8. God goes his own way with every child
“And we know that all things work together for good to them that love God, to them who are the called according to his purpose.” Romans 8:28
We all have different circumstances. We all have different trials. But for those who love the Lord, all things will work together for good: in all this we will be transformed into the image of his Son, Jesus Christ.
There is no one-size-fits-all in how God treats us. And there is no one-size-fits-all in parenting. It wouldn’t be fair to treat all children exactly the same way, to follow some sort of pattern or formula, or stick to a plan of ‘8 steps to discipline a child’ – because each child has its unique needs, possibilities, talents and character traits. Yes, I love every one of my children with all my heart, but my oldest often needs a different approach than her 10 year old brother, for example. Therefore, I cannot rely on certain ‘parenting tactics’ without seeking the guidance of the Holy Spirit.
9. God is a righteous judge
“And the heavens declare His righteousness, For God Himself is judge.” Psalm 50:6 (NASB)
God is the only One who knows our deepest thoughts and motives, and who can judge us according to our consciences, whether our thoughts accuse us or defend us. He knows all sides of every situation, and therefore He can give a truly righteous judgment.
As a parent, I want to strife to be righteous when it comes to handling issues with or between my children. I shouldn’t just end a fight between the kids by sending one of them to his room, without investigating what really was going on.
At the same time, I have to admit that, unlike God, I don’t know everything. I’m not always in the same room as they are – I don’t know all sides of a situation. I can probably sense what’s going on inside a child, but I can’t see the heart like God does. That’s why I have to be very careful!
With my limited knowledge I can easily misjudge a situation and perhaps blame a child for something he didn’t do. If that happens, I have to humble myself and ask my child for forgiveness.

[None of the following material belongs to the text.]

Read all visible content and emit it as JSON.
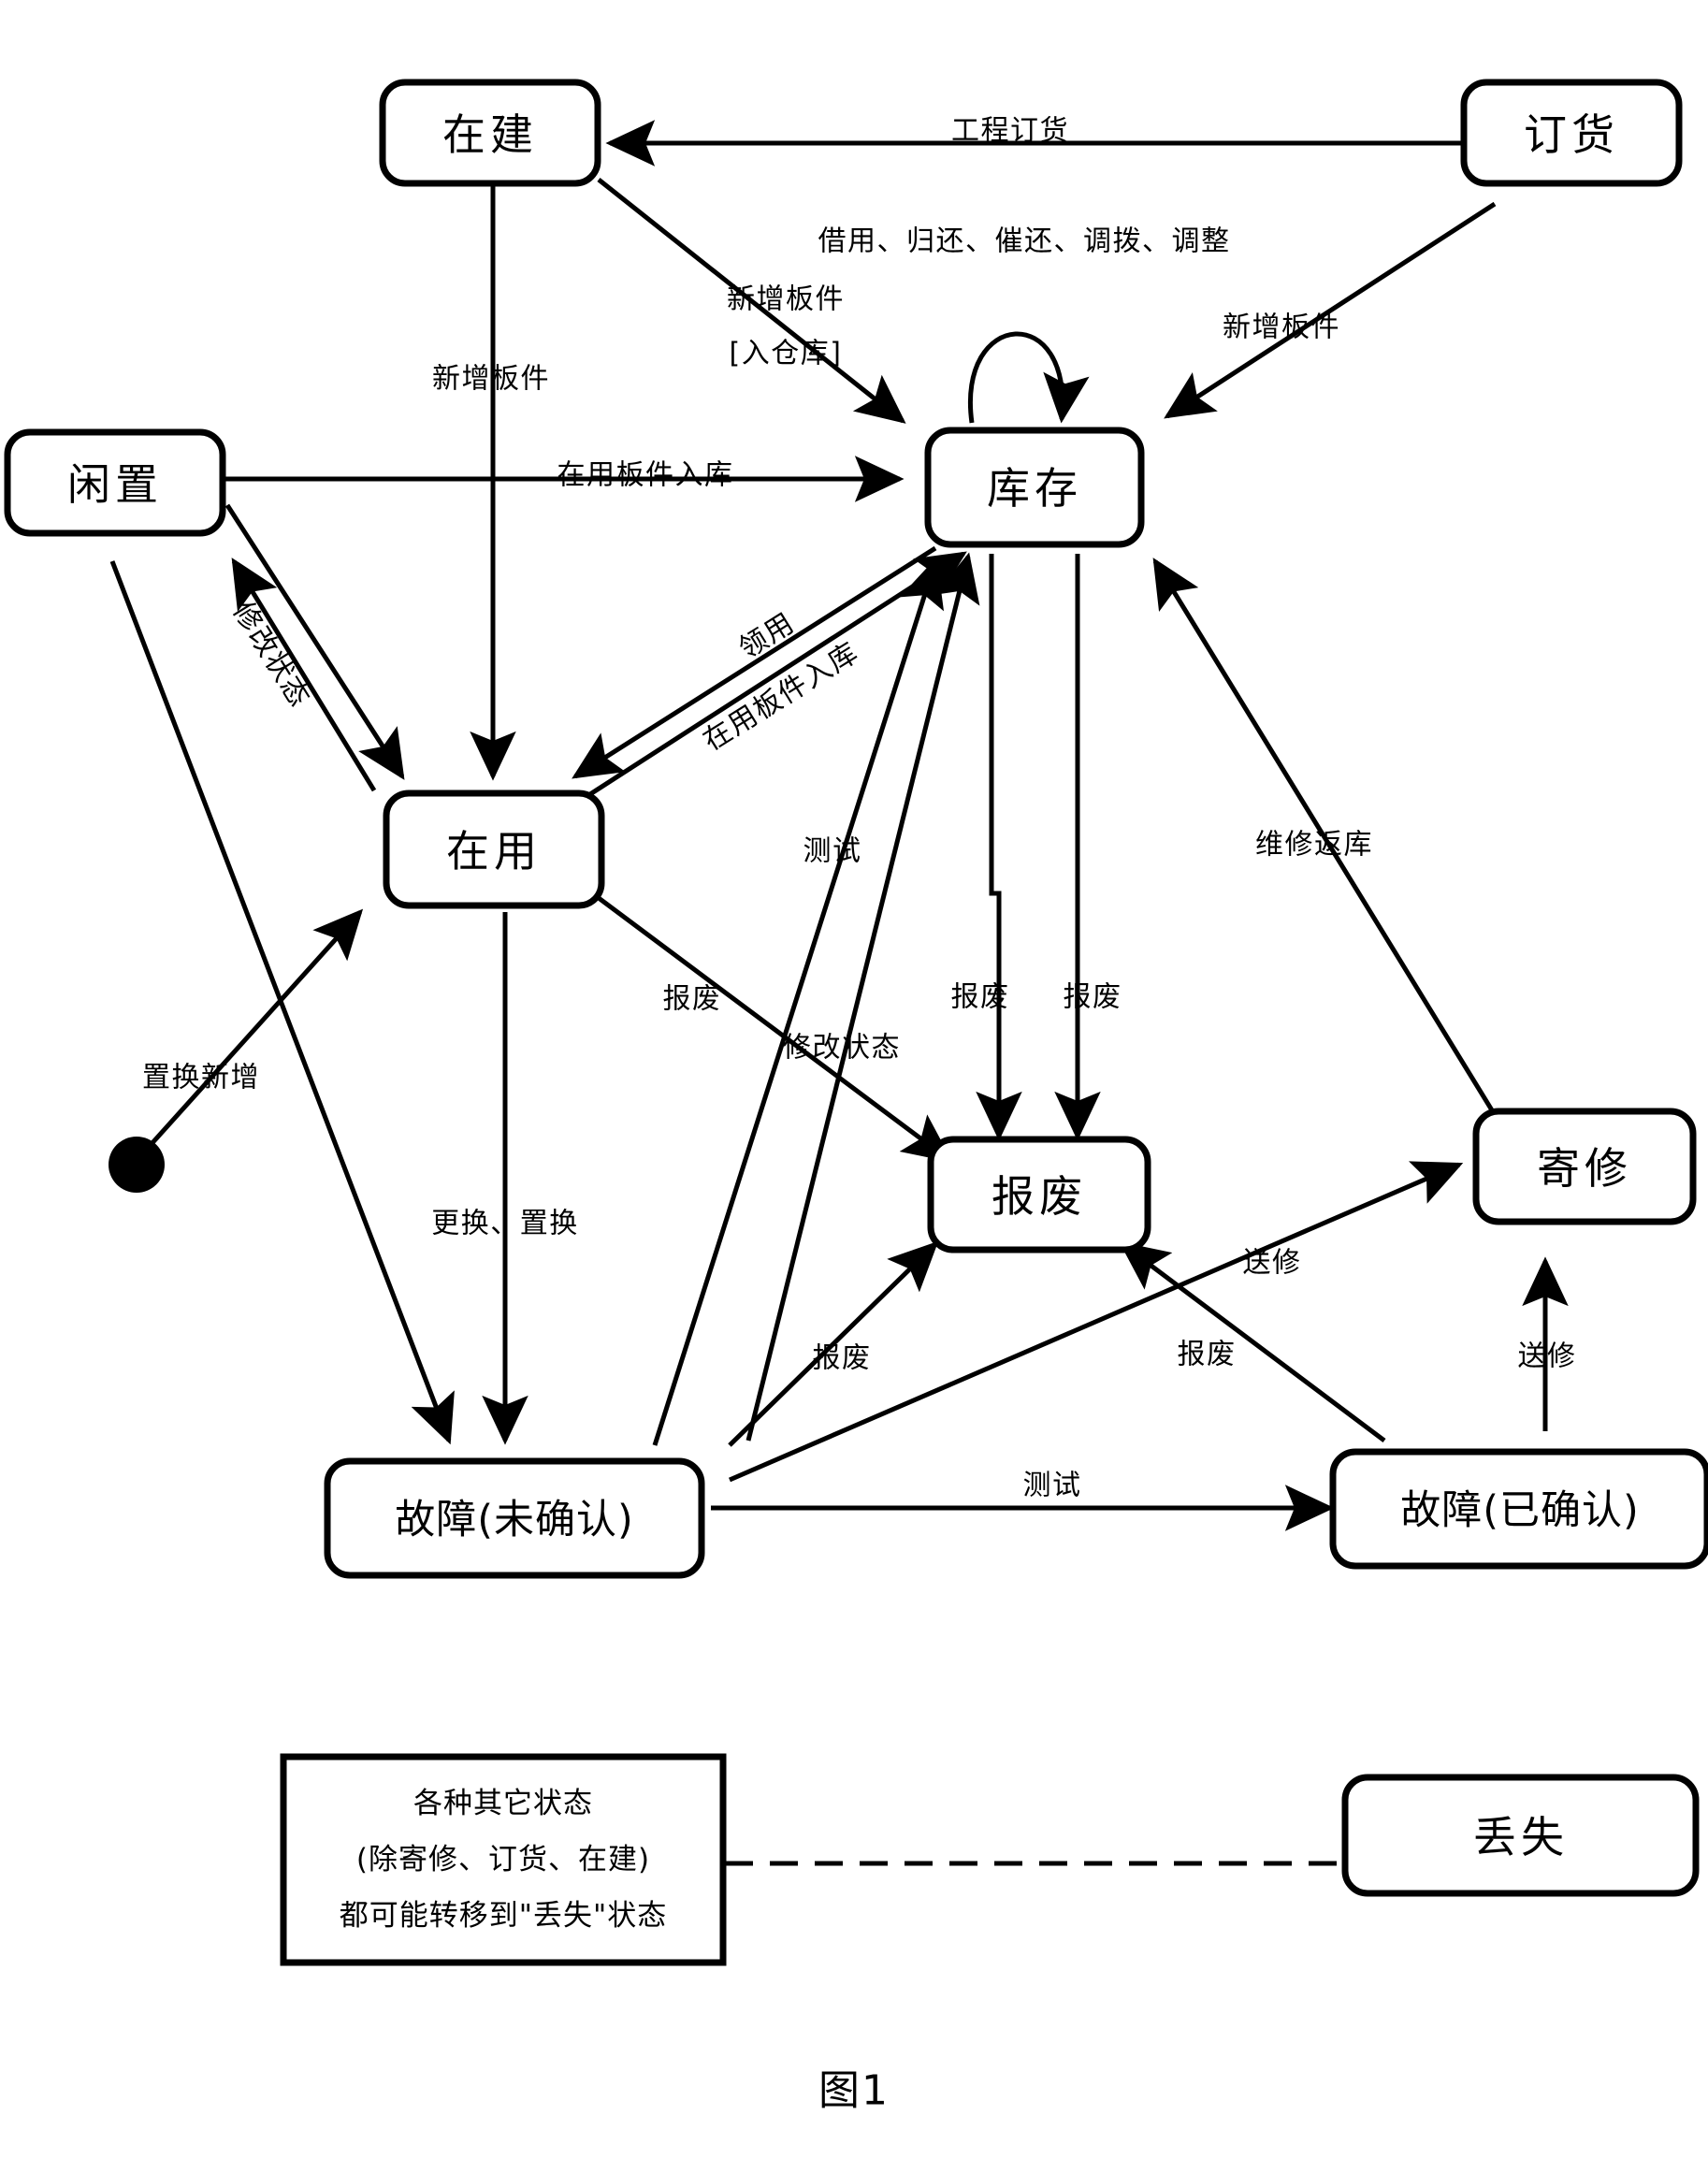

1o. God has plans to give us a future and a hope
“For I know the plans that I have for you, declares the Lord, plans for welfare and not for calamity to give you a future and a hope.” Jeremiah 29:11 (NASB)
These were God’s words for the Israelites who were exiled to Babylon. That was a dark time for Israel! But God spoke to them about a bright future. He gave them hope!

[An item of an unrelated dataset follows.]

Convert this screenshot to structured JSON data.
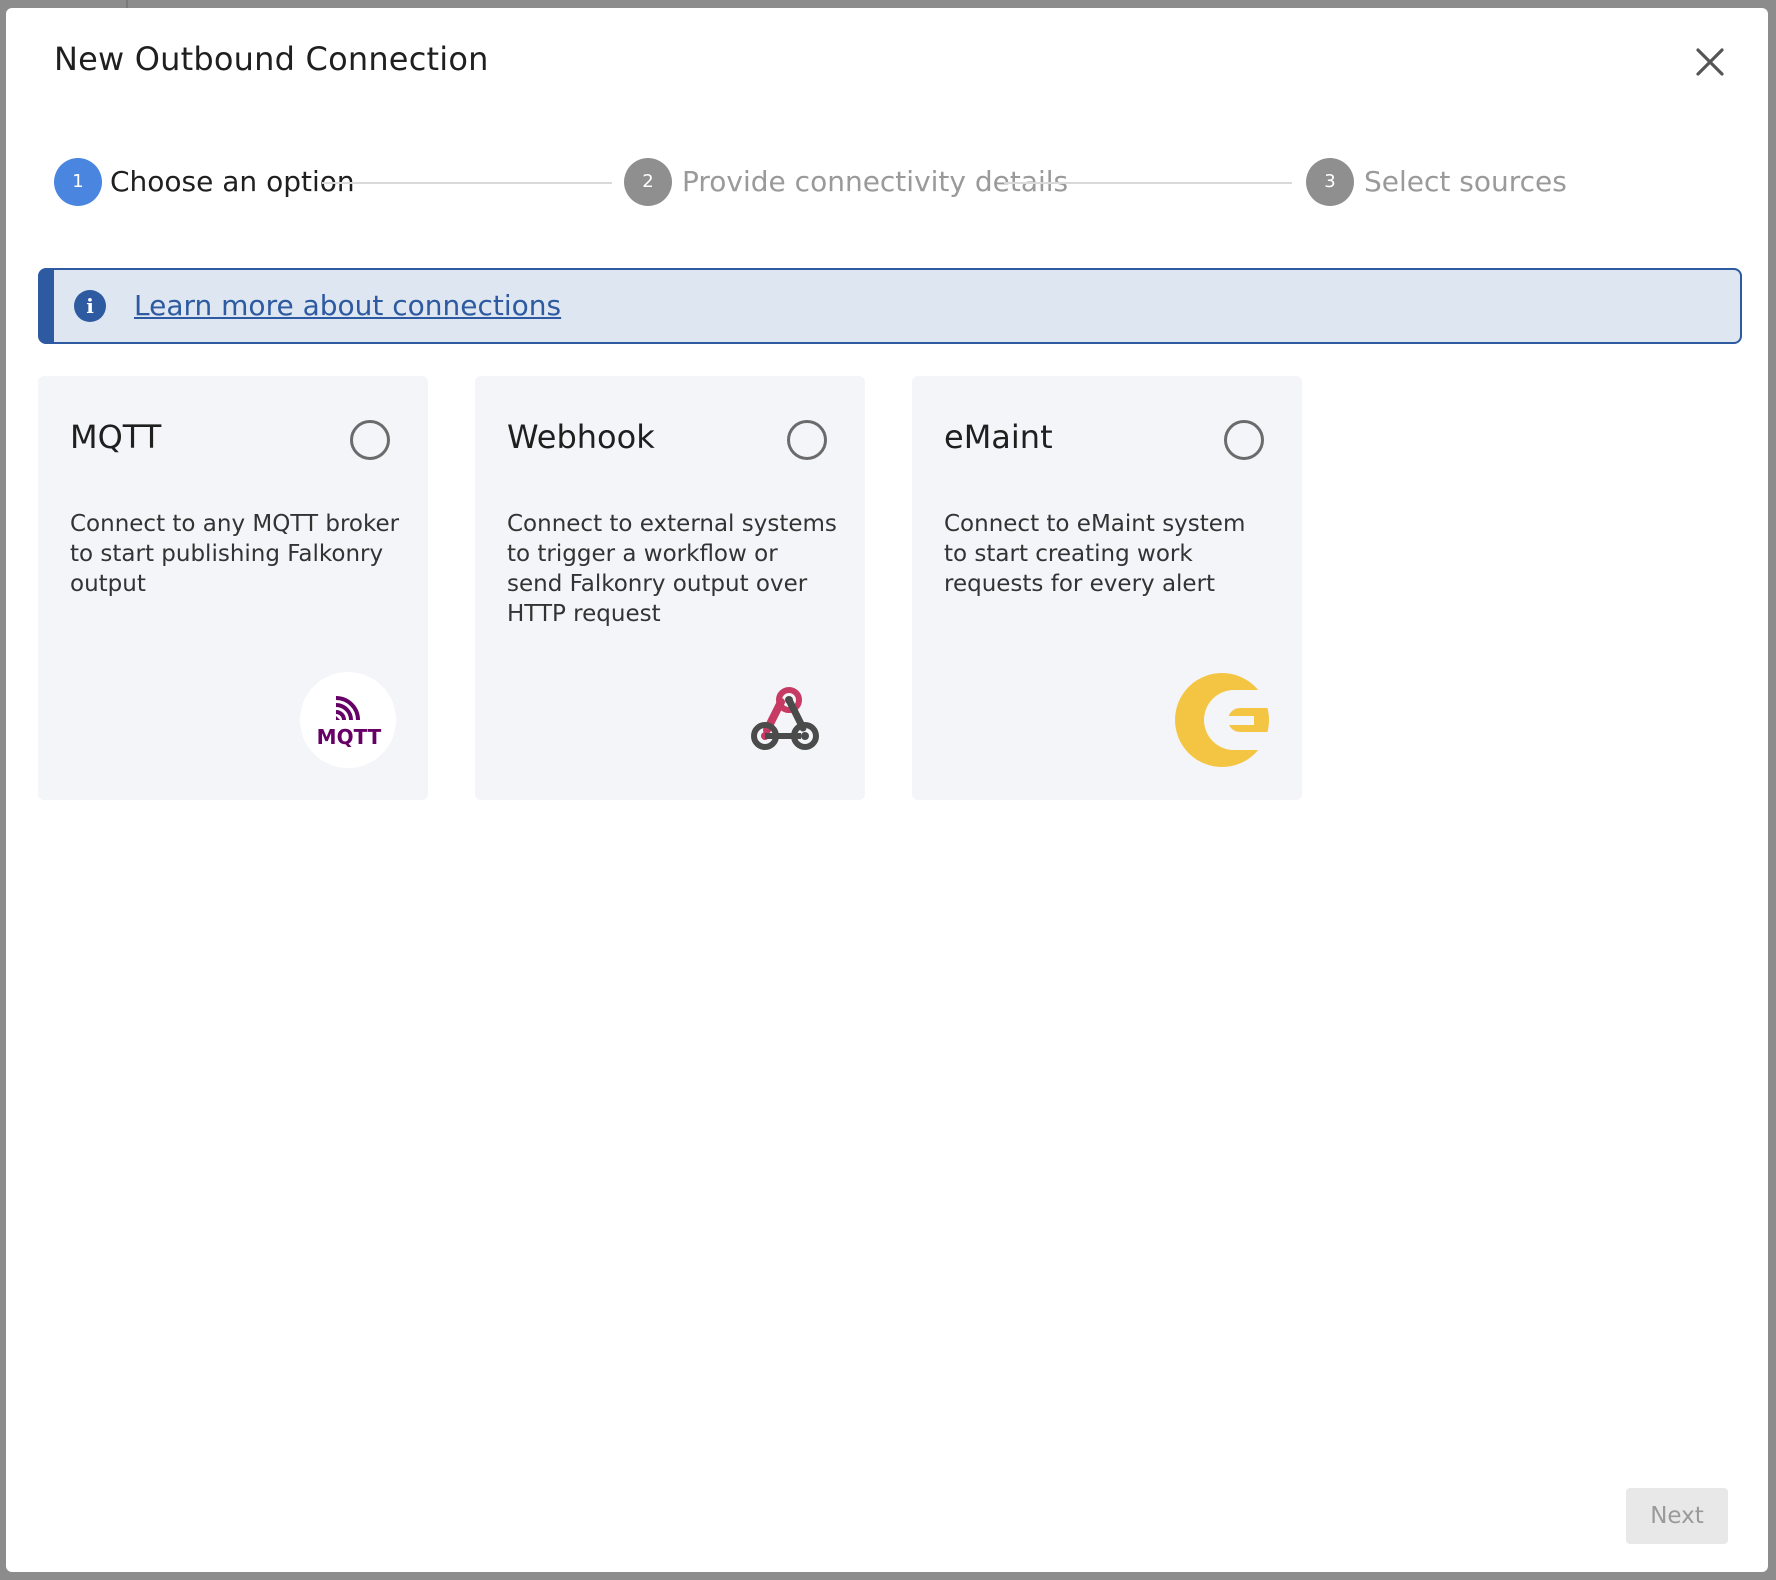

This verse tells me so much about God’s heart for his people, for the ones He loves. His heart is filled with plans to give his children a future and a hope. Because He Himself is full of hope for the future!
I want to always carry this hope in my heart. Even when my children misbehave, when they are going through hard times – even if they would stray away from the path of life. Someone once said to me: “If a mother doesn’t have hope for her child anymore – then who on earth does?”
No matter how dark the situation may seem, how many questions that may arise about their future (about her future, for example), I want to train myself in thinking hopeful thoughts about my children and their lives. And – just as important – I want to speak these thoughts to my children, as prophetic words they can cling to: “It will go well with you! God loves you. He has begun a work in you. Stay close to Him and He will fill your life with peace and joy and happiness!”
Yes, I believe God has a plan for my children, a good plan, full of blessing, and an eternity filled with joy! And I am incredibly thankful He placed them in my life, to make me a witness of his plan with them, while He is still fulfilling his plan for me in my life. And I will surrender to Him, wholeheartedly, because I love Him and trust Him as my Father.